- Visa photo that abides by all U.S. visa photo requirements (upload this photo when you fill out the online application)
- Receipt number from your employer’s I-129 petition
- Confirmation page certifying that you have completed your non-immigrant visa application (DS-160 form)
- Receipt proving you have paid the application fee after filling out the DS-160 form (typical application fee for a U.S. work visa is $190 USD)
- Proof you intend to return to your home country once your work visa expires (if visiting the United States on a non-immigrant temporary work visa); this proof can include documents proving a stronger connection to your home country or a document stating long-term plans in your home country
- An I-129S form for L visa applicants, which is a special petition reserved for those making an intra-company transfer

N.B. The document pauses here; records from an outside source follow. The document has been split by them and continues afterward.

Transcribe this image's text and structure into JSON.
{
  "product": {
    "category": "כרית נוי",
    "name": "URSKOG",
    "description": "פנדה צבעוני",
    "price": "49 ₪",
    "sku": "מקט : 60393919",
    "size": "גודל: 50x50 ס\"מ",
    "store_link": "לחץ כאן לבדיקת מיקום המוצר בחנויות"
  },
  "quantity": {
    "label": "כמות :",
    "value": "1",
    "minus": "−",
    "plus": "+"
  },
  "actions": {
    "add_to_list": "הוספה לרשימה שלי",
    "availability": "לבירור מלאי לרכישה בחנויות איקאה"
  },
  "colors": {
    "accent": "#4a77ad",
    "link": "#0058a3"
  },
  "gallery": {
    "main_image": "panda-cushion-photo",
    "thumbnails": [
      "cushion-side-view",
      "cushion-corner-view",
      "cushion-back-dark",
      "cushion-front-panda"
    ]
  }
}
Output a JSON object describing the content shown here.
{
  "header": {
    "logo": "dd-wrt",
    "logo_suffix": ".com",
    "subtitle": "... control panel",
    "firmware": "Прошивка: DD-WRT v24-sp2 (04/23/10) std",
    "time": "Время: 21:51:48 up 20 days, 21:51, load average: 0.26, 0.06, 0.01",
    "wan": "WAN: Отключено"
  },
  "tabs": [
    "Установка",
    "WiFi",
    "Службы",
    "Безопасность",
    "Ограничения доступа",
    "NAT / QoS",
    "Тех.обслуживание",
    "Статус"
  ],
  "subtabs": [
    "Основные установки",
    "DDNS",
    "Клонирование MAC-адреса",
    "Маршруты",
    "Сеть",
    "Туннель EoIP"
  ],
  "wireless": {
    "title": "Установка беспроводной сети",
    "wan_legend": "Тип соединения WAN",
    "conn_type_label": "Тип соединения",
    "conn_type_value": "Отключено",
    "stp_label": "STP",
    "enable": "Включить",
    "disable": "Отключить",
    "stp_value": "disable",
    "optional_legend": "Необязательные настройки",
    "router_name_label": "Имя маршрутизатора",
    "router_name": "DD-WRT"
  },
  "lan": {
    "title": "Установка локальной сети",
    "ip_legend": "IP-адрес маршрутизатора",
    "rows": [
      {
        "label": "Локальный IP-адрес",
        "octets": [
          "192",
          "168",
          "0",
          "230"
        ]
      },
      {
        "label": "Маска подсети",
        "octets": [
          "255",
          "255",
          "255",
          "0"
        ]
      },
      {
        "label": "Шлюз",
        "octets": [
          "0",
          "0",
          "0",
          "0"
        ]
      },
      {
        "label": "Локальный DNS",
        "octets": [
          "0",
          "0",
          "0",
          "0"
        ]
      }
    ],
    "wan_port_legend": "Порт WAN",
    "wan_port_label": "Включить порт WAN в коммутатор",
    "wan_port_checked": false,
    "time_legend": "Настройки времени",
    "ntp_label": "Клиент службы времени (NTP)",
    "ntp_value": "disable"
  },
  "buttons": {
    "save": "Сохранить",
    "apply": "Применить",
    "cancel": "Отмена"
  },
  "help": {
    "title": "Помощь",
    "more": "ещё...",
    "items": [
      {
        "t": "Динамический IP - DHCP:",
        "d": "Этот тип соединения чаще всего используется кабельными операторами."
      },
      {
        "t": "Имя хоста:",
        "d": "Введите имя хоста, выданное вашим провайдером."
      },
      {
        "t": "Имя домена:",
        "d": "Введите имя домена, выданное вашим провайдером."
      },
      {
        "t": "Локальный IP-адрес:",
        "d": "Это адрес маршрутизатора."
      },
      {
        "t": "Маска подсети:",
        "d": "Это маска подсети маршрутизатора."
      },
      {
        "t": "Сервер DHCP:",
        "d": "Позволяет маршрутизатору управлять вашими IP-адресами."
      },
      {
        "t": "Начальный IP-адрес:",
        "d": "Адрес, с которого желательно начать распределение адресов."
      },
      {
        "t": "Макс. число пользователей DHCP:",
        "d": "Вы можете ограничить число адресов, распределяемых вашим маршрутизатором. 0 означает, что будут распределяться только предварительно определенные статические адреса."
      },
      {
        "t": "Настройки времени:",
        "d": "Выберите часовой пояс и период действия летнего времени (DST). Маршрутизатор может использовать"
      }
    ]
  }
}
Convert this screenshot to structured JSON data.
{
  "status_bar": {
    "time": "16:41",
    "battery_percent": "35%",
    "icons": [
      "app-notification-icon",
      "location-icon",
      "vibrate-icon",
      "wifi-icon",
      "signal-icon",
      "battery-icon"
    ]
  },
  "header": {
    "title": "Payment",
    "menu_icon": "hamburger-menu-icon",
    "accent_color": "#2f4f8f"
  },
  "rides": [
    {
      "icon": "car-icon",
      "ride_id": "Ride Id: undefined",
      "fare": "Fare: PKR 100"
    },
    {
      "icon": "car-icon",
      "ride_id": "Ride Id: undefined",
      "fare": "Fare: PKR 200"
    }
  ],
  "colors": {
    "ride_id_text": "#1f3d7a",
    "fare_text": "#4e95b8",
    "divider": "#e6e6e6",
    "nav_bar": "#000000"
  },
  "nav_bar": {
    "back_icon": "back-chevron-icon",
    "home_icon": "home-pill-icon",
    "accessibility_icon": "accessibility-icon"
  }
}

These are the general requirements for most U.S. work visas. Your specific work visa might come with additional requirements. Make sure you understand all document requirements prior to beginning your work visa application.
How Does a U.S. Work Visa Application Work?
Once you have completed the three qualifications above and verified you have the information directly above, you can proceed with your work visa application.
The specific process varies between work visas. However, you generally just need to complete an online application form and then attend an interview at your nearest U.S. embassy or consulate:
Step 1) Complete Form DS-160: Form DS-160 is the standard form for non-immigrant visa applications to the United States. You can find it online at your local U.S. embassy’s website. Enter all required information into the form, then submit the form and receive your receipt. You should receive a confirmation page and a barcode confirming your completion of the DS-160 form.
Step 2) Pay your Fee: All U.S. work visas come with an application fee ranging from $160 to $300. This fee must be paid in order to proceed with the next steps. After you pay your fee, make sure you have the receipt confirming that you have made the payment. You will need that receipt moving forward.
Step 3) Schedule your Interview: After completing the two steps above, you can schedule your interview with a U.S. embassy or consulate in your country of residence.
Step 4) Collect your Required Documents: In the weeks leading up to your embassy interview, collect all required documents that we mentioned above. You may also need additional documents that are not mentioned above depending on your unique work visa.
Step 5) Attend Your Interview: Bring your documents and yourself to the U.S. embassy for your interview. You may have your fingerprints taken prior to your interview. The interview will begin, and the consular officer will ask questions to verify the information on your application. The goal of the interview is to ensure that you have been truthful and that you intend to abide by the rules of your U.S. work visa.
Can My Dependents Join Me in the United States?
If you have a work visa, then you may be able to bring certain dependents – like a spouse and children – to the United States to accompany you. Certain work visas qualify for additional dependent visas, including all of the following:
- H visa holders can request an H-4 visa for their spouse and children
- L visa holders can request an L-2 visa for their spouse and children
- visa holders can request an O-3 visa for their spouse and children
- P visa holders can request a P-4 visa for their spouse and children
- Q visa holders can request a Q-3 visa for their spouse and children
Typically, your family will qualify as “dependents” if they are your spouse or your unmarried children under age 21. If your family qualifies for a dependent visa, then they should be able to remain in the United States with you throughout the duration of your work visa.
If you do not see your visa type listed above, then your family may still visit you while you work in the United States. However, they will have to qualify for their own visa – say, an ordinary B-2 visitor visa.